> TASK BRIEF
Going through the entries below, copy out each line that contains "title".

[Items from a dataset]
--------------------------------

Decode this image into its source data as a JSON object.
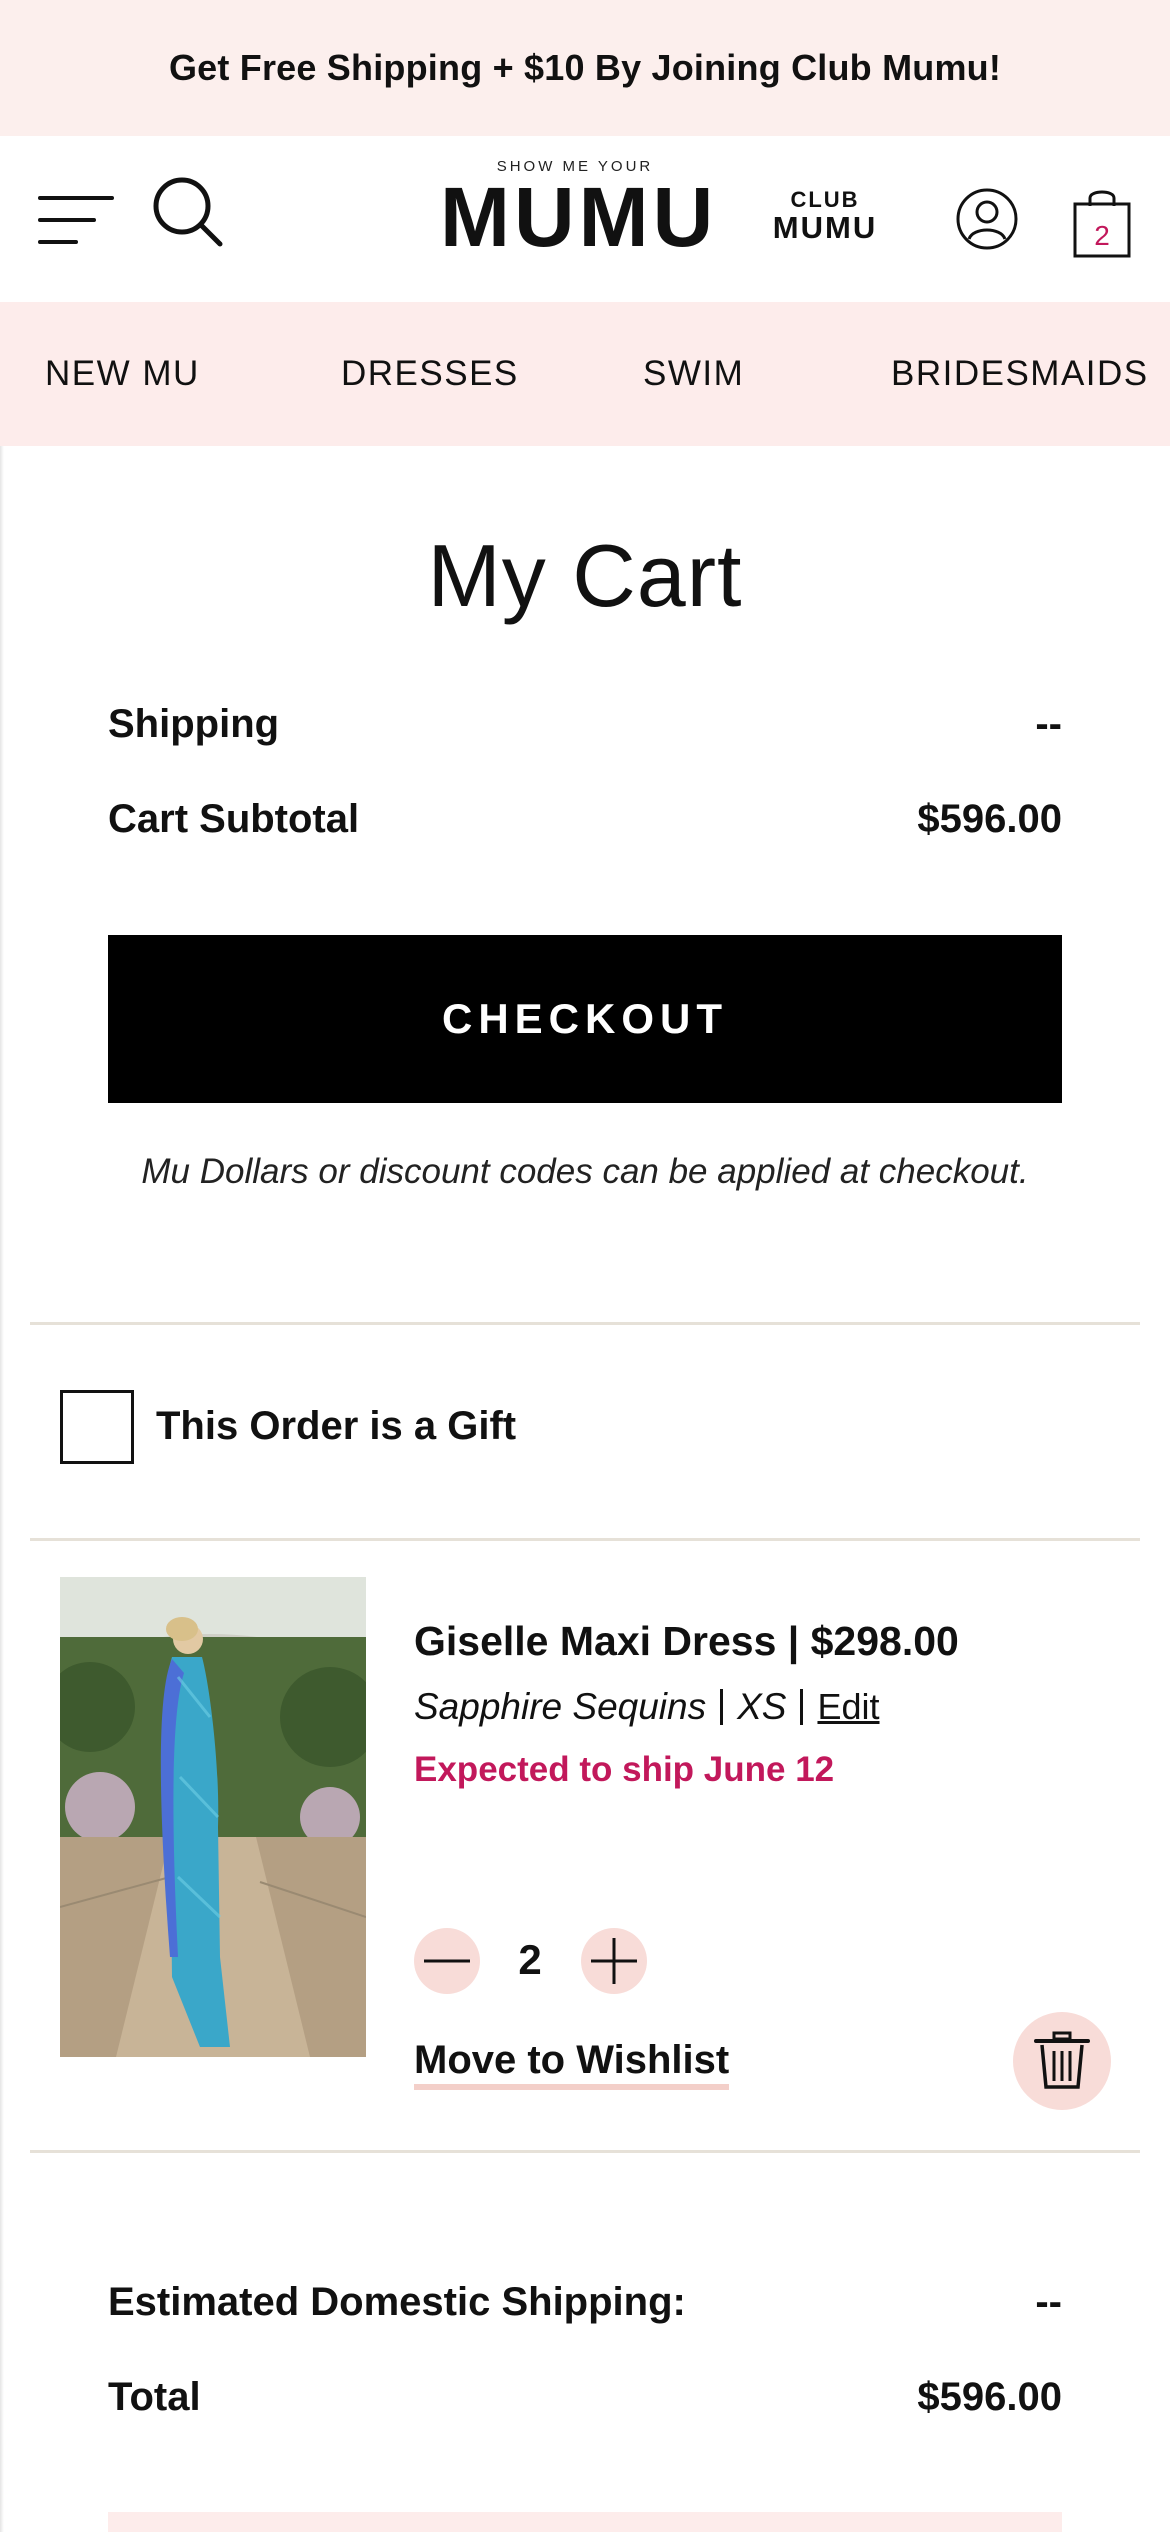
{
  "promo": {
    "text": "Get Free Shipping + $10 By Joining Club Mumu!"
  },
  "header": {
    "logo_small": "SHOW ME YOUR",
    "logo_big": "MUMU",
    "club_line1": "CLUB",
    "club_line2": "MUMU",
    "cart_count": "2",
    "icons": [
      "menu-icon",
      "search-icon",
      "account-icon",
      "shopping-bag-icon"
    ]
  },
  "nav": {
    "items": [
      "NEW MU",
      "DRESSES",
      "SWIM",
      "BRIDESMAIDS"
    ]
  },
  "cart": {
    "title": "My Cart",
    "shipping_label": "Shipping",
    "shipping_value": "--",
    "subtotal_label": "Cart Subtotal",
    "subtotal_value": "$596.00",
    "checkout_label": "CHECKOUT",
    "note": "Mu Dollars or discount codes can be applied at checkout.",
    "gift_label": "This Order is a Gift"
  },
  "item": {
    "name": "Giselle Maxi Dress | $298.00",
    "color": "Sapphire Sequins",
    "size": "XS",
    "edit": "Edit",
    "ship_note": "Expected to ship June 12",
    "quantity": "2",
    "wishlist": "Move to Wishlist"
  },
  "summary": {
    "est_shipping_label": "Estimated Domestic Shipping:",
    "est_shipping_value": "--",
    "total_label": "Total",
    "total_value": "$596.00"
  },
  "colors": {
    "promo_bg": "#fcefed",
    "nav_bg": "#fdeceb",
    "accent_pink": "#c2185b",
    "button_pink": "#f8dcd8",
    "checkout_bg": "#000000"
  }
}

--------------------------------

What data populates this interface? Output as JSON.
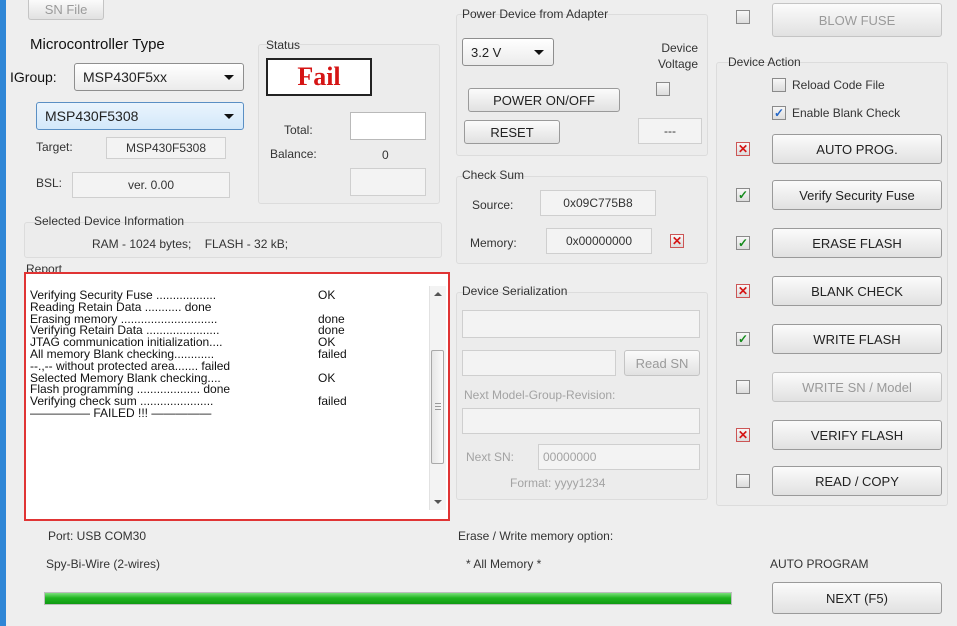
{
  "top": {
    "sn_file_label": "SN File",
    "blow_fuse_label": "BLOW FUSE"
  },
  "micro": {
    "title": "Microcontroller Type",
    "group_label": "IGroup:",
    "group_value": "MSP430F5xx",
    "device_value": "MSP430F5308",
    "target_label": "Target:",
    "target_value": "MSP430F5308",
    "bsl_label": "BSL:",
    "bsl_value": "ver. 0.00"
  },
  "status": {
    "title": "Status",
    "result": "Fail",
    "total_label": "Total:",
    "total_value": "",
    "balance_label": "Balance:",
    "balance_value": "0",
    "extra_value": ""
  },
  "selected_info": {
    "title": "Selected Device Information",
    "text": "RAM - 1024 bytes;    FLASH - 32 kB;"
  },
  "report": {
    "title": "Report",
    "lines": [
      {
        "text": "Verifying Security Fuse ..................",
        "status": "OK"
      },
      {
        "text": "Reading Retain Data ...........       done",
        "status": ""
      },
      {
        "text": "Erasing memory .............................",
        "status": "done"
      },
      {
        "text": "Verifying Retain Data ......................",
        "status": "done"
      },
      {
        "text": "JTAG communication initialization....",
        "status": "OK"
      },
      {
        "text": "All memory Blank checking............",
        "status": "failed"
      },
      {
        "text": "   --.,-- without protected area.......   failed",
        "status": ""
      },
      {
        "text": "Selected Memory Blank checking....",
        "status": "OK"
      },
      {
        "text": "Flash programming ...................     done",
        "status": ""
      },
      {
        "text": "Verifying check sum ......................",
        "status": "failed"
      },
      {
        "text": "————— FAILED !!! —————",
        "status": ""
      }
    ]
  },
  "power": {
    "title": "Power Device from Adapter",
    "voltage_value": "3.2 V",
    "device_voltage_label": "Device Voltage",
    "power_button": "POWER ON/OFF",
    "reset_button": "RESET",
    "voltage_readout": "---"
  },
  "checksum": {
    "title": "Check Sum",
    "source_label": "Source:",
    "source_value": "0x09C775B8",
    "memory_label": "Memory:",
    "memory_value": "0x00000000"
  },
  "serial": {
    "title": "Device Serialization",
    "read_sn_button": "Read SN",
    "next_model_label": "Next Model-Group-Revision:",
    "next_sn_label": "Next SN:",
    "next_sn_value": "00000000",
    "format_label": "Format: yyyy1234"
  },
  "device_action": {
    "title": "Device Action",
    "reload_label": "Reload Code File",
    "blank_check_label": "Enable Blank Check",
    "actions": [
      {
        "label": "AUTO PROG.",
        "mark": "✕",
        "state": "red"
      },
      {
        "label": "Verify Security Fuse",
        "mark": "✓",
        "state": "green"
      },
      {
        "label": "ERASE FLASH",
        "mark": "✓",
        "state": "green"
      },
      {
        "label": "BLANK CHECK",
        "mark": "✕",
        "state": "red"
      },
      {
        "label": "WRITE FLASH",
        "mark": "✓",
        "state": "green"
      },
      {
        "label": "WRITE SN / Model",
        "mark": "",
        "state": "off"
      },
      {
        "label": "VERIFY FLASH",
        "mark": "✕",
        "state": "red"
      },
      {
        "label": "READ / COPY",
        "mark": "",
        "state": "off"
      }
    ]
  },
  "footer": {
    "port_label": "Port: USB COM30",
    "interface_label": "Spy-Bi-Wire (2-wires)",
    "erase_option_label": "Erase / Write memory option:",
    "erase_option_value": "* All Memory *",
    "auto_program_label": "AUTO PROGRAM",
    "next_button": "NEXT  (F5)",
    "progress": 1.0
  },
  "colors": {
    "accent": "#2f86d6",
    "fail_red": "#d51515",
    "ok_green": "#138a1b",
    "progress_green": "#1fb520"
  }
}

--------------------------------

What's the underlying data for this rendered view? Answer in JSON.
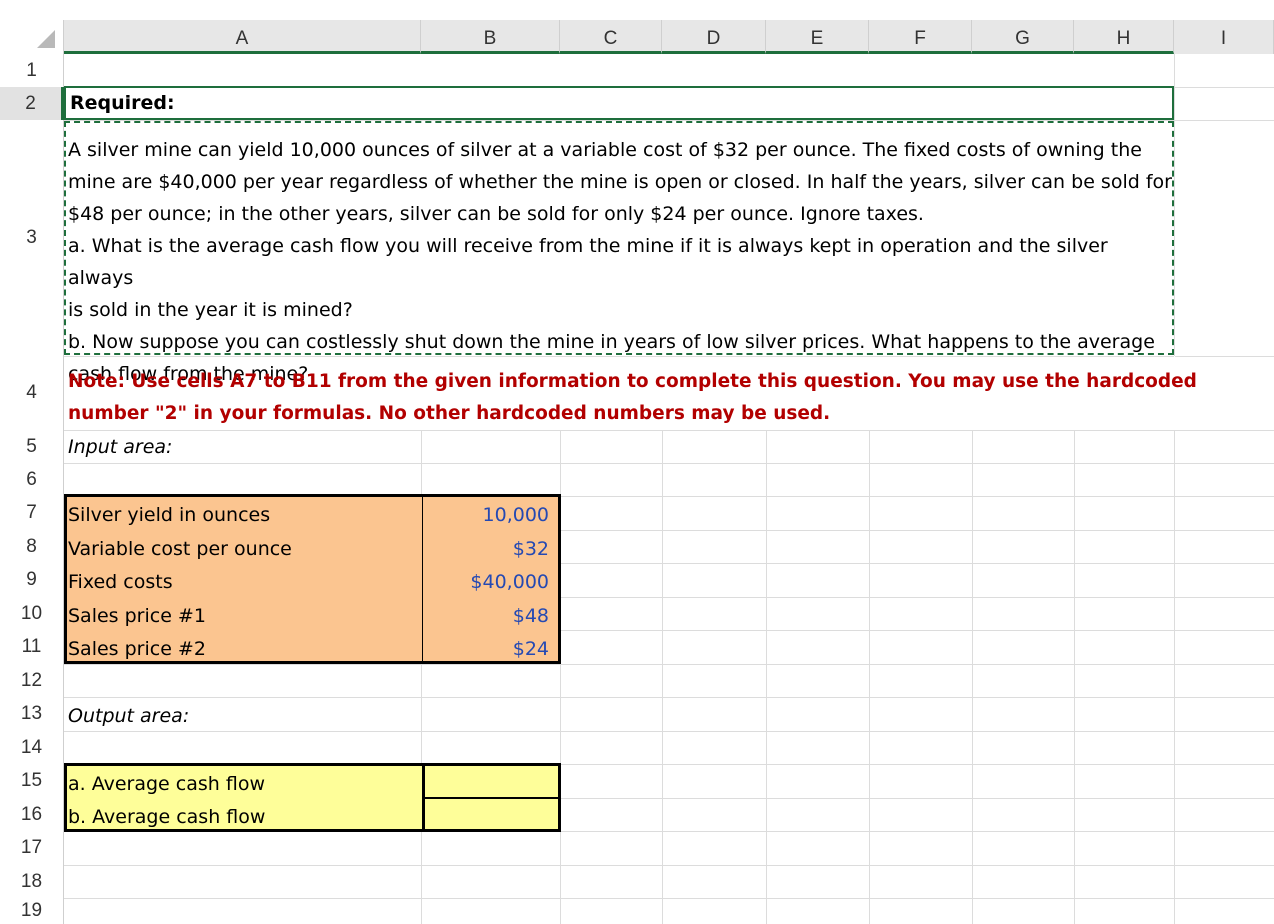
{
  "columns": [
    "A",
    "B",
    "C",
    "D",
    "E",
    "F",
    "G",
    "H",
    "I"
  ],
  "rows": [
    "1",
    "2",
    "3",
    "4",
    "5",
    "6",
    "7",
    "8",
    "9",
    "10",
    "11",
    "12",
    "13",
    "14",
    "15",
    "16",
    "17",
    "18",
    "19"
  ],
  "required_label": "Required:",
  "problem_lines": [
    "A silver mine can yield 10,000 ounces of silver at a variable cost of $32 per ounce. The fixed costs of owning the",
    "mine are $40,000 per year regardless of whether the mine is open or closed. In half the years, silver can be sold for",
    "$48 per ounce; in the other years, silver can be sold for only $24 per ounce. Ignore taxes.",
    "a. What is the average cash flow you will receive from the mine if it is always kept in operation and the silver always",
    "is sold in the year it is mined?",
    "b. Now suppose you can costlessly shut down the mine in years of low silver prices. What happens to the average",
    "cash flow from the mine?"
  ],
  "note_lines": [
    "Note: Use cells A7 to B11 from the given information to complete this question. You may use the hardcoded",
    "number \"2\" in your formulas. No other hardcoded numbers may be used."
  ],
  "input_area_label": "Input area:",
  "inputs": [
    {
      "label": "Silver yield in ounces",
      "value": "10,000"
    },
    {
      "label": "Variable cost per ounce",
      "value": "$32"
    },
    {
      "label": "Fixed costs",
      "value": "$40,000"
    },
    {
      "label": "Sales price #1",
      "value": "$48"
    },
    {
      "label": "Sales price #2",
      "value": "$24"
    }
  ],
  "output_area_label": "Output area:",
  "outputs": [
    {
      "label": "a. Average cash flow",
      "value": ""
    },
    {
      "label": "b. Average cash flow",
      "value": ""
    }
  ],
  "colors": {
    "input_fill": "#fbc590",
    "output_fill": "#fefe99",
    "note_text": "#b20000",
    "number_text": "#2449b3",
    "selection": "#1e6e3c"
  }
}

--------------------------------

> EXERCISE SOLUTION
    "title": "My Cart",
    "title": "Microcontroller Type",
    "title": "Status",
    "title": "Selected Device Information",
    "title": "Report",
    "title": "Power Device from Adapter",
    "title": "Check Sum",
    "title": "Device Serialization",
    "title": "Device Action",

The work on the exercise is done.